Others collaborators for the conference are Centre for Democracy and Development (CDD) and West African Network for Peace (WANEP).
Ibrahim said that the conference was called to review the drift towards chaos in Nigeria and the imperative of urgent action to redress the situation.
He said that the growth of public corruption had continued in spite of the promises made by the present administration to contain it.
“Corruption has become so embedded that it has become difficult for public institutions to execute their mandate as the self-interest of officials overtakes the public good.
“ Meanwhile, the successful prosecution of corrupt officials has become difficult due to a combination of poor capacity of the anti-corruption agencies, slow judicial process and corruption within the judiciary.
“Corruption is not being tackled adequately because the Federal Government’s understanding of corruption is skewed in the direction of “Politically-Exposed People (PEP).
“The government has not turned its attention to institutional corruption which paralyses institutions and undermines their delivery,’’ he said.
Ibrahim said that in the police, for example, “the poorly-paid constable does not collect pay as and when due’’, and also paid for uniforms, often including the rifle essential for their work.
According to him, ignoring this institutional corruption and concentrating on Politically-Exposed People, important as it is, has dragged the government into the politics of corruption.
He added that this had led to an atmosphere where propaganda and subterfuge had become the tools rather than the law.

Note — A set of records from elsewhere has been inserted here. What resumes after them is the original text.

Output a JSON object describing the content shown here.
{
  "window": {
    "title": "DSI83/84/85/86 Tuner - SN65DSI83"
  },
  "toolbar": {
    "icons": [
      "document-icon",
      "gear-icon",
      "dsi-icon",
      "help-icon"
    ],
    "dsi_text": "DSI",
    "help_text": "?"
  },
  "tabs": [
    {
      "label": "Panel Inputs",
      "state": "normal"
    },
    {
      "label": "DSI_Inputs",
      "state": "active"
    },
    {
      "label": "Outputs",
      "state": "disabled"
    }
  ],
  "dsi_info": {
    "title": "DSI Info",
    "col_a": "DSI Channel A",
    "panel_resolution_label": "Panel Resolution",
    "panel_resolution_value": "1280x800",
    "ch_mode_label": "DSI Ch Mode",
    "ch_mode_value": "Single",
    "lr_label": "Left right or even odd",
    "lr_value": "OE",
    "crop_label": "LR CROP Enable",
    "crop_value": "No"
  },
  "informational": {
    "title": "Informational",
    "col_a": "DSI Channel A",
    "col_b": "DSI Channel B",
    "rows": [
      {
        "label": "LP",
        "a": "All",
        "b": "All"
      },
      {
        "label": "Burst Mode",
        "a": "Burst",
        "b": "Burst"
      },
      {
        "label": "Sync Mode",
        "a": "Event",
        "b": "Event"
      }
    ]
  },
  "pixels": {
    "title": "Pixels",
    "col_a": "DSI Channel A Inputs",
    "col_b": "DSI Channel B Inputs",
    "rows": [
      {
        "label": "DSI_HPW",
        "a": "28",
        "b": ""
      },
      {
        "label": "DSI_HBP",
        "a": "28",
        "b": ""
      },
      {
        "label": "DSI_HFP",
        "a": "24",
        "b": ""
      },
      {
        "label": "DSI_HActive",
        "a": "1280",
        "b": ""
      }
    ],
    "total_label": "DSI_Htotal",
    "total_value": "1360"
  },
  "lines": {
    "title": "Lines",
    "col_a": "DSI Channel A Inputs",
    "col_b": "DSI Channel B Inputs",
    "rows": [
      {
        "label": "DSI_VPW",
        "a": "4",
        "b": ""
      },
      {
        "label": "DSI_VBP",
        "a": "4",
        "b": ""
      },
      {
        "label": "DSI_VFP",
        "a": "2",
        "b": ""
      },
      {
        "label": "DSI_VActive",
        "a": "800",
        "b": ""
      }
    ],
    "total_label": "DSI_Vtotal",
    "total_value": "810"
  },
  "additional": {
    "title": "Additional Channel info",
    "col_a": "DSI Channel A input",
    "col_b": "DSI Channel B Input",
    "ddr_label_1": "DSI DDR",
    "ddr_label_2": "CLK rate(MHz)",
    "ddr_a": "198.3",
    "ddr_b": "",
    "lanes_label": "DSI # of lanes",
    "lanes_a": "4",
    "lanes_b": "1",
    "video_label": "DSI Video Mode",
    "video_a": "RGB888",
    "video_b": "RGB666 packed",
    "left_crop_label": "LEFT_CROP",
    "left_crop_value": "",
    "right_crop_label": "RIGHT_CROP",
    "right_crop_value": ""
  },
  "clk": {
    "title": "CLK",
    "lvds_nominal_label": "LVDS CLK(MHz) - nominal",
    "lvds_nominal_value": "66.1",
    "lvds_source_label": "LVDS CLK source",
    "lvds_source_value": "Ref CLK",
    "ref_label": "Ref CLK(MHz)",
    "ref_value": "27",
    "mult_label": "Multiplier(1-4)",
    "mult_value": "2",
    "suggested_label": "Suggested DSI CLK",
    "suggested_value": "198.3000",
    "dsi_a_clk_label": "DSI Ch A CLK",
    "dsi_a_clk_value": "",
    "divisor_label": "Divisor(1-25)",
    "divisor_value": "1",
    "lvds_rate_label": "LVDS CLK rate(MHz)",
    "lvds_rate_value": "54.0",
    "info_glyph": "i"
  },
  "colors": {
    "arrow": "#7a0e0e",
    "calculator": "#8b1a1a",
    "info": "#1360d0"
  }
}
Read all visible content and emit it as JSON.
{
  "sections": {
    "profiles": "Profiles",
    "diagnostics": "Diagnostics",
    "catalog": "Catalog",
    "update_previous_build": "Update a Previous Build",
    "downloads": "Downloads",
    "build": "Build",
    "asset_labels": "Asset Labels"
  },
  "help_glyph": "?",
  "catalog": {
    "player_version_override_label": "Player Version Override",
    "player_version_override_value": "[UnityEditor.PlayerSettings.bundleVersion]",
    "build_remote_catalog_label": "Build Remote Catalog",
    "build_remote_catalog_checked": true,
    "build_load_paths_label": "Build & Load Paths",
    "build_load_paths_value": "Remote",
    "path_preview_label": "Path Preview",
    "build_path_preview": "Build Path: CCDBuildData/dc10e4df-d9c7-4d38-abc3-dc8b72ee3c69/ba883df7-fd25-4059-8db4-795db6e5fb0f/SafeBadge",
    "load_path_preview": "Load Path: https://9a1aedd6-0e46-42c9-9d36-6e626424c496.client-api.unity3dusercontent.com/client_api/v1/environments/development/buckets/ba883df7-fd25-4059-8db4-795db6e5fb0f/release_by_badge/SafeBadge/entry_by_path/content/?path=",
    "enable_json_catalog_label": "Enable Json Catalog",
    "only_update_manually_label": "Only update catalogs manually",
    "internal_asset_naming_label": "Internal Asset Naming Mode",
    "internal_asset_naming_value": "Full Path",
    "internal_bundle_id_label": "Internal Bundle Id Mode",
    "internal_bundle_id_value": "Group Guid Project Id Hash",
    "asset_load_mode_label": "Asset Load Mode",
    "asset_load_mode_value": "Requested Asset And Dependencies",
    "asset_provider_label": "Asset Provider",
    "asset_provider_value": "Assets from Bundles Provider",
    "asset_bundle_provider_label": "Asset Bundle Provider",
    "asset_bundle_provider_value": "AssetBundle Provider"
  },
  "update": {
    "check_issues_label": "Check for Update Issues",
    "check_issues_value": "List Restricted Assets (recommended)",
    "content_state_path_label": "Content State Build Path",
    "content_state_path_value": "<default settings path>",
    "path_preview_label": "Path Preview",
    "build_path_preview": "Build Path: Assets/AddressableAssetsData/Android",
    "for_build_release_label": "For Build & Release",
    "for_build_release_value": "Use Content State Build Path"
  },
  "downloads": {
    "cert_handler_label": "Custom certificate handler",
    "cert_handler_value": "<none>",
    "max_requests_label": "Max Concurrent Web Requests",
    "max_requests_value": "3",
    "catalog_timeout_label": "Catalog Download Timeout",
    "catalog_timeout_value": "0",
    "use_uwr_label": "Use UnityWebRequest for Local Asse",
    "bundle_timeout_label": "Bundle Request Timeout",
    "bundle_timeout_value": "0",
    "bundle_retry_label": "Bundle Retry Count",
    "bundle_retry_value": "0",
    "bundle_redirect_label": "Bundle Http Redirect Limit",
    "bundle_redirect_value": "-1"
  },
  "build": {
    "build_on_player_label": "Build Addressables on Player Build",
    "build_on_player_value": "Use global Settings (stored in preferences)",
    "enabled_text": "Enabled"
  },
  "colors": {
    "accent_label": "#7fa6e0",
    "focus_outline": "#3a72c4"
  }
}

The activist said that Nigeria’s inability to address poverty and create jobs had not only meant that idle youths would be available for recruitment into drug, crime and political violence, but had also resulted in breakdown of societal morals.
He urged Nigerians to wake up to the fact that societies were decomposing and the fabric that held it together was snapping.

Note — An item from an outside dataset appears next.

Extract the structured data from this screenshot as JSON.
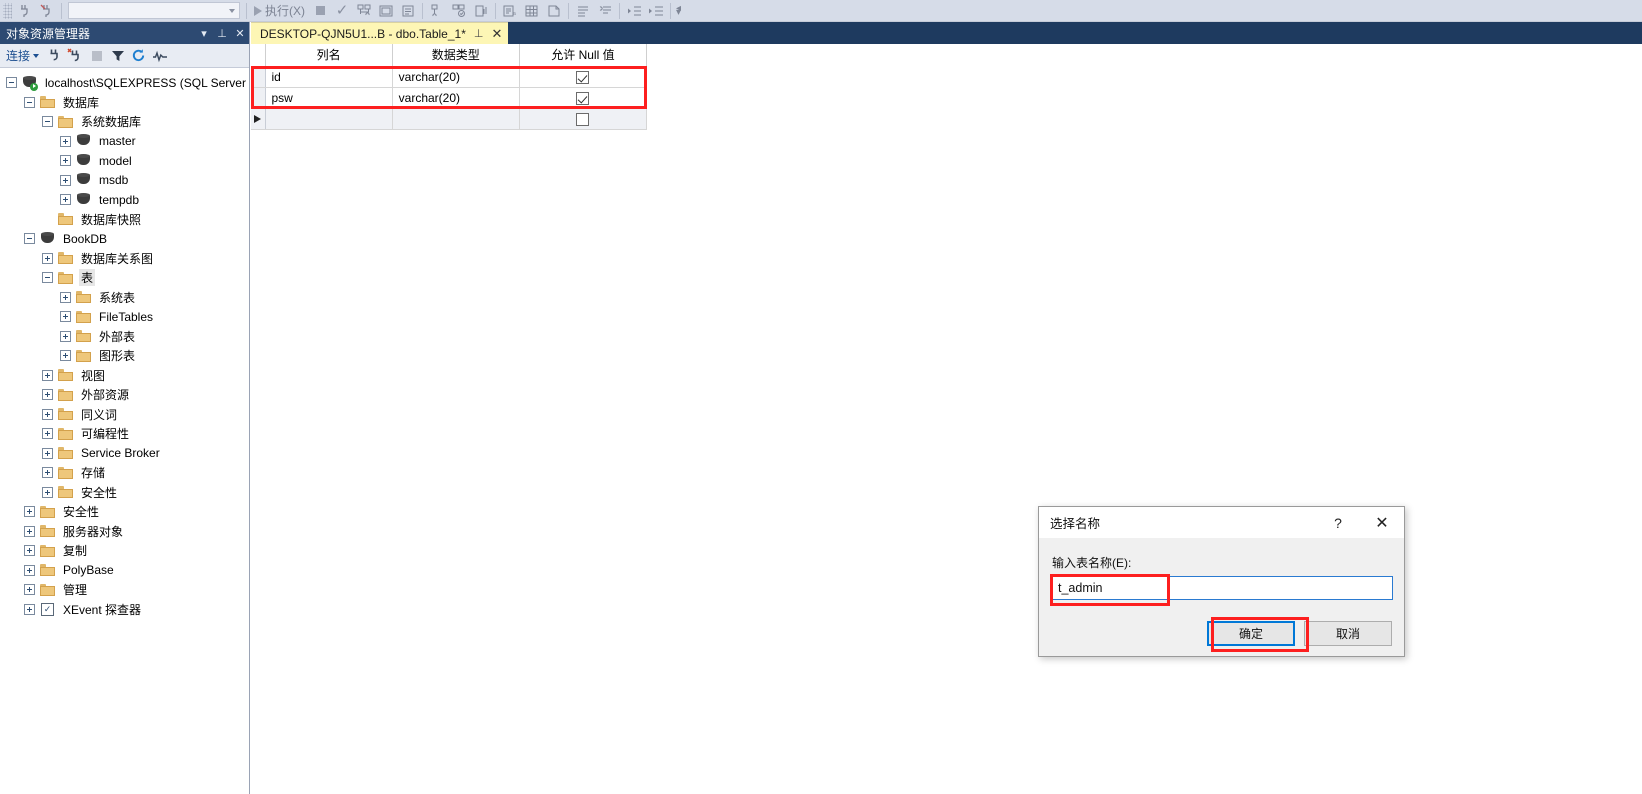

“Where is the hope going to come from if government appears to be oblivious of all this and is busy planning for 2019?
“In the midst of these uncertainties and drift, what can we expect from a government that seems not to want to engage?
“The political parties do not appear to be there; they don’t seem to know what is happening to the society, so, who do we or can we engage?
“Yes, indeed, Nigeria is drifting towards chaos and the time to act to revive Nigeria is now.
“ Here is therefore the need for all responsible Nigerians to join hands in the struggle to halt the drift and reposition Nigeria for electoral integrity and stable democratic development,’’ he said.